### RECORDS FOR THIS TASK

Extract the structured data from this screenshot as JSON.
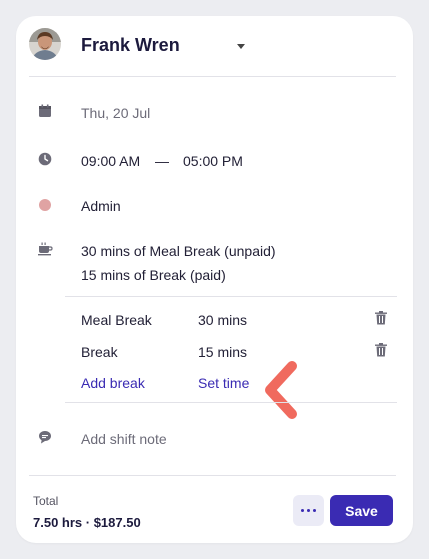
{
  "header": {
    "name": "Frank Wren"
  },
  "shift": {
    "date": "Thu, 20 Jul",
    "start_time": "09:00 AM",
    "dash": "—",
    "end_time": "05:00 PM",
    "role": "Admin",
    "role_color": "#e0a3a3",
    "break_summary": [
      "30 mins of Meal Break (unpaid)",
      "15 mins of Break (paid)"
    ]
  },
  "breaks": [
    {
      "type": "Meal Break",
      "duration": "30 mins"
    },
    {
      "type": "Break",
      "duration": "15 mins"
    }
  ],
  "actions": {
    "add_break": "Add break",
    "set_time": "Set time"
  },
  "note": {
    "placeholder": "Add shift note"
  },
  "footer": {
    "total_label": "Total",
    "total_value": "7.50 hrs · $187.50",
    "save_label": "Save"
  },
  "colors": {
    "accent": "#3a2bb3",
    "arrow": "#f06a5e"
  },
  "icons": {
    "date": "calendar-icon",
    "time": "clock-icon",
    "role": "role-dot-icon",
    "breaks": "coffee-cup-icon",
    "note": "comment-icon",
    "delete": "trash-icon",
    "more": "more-dots-icon",
    "annotation": "chevron-left-annotation-icon"
  }
}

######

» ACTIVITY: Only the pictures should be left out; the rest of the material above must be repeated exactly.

» TASK ANSWER:
Extract the structured data from this screenshot as JSON.
{
  "header": {
    "name": "Frank Wren"
  },
  "shift": {
    "date": "Thu, 20 Jul",
    "start_time": "09:00 AM",
    "dash": "—",
    "end_time": "05:00 PM",
    "role": "Admin",
    "role_color": "#e0a3a3",
    "break_summary": [
      "30 mins of Meal Break (unpaid)",
      "15 mins of Break (paid)"
    ]
  },
  "breaks": [
    {
      "type": "Meal Break",
      "duration": "30 mins"
    },
    {
      "type": "Break",
      "duration": "15 mins"
    }
  ],
  "actions": {
    "add_break": "Add break",
    "set_time": "Set time"
  },
  "note": {
    "placeholder": "Add shift note"
  },
  "footer": {
    "total_label": "Total",
    "total_value": "7.50 hrs · $187.50",
    "save_label": "Save"
  },
  "colors": {
    "accent": "#3a2bb3",
    "arrow": "#f06a5e"
  },
  "icons": {
    "date": "calendar-icon",
    "time": "clock-icon",
    "role": "role-dot-icon",
    "breaks": "coffee-cup-icon",
    "note": "comment-icon",
    "delete": "trash-icon",
    "more": "more-dots-icon",
    "annotation": "chevron-left-annotation-icon"
  }
}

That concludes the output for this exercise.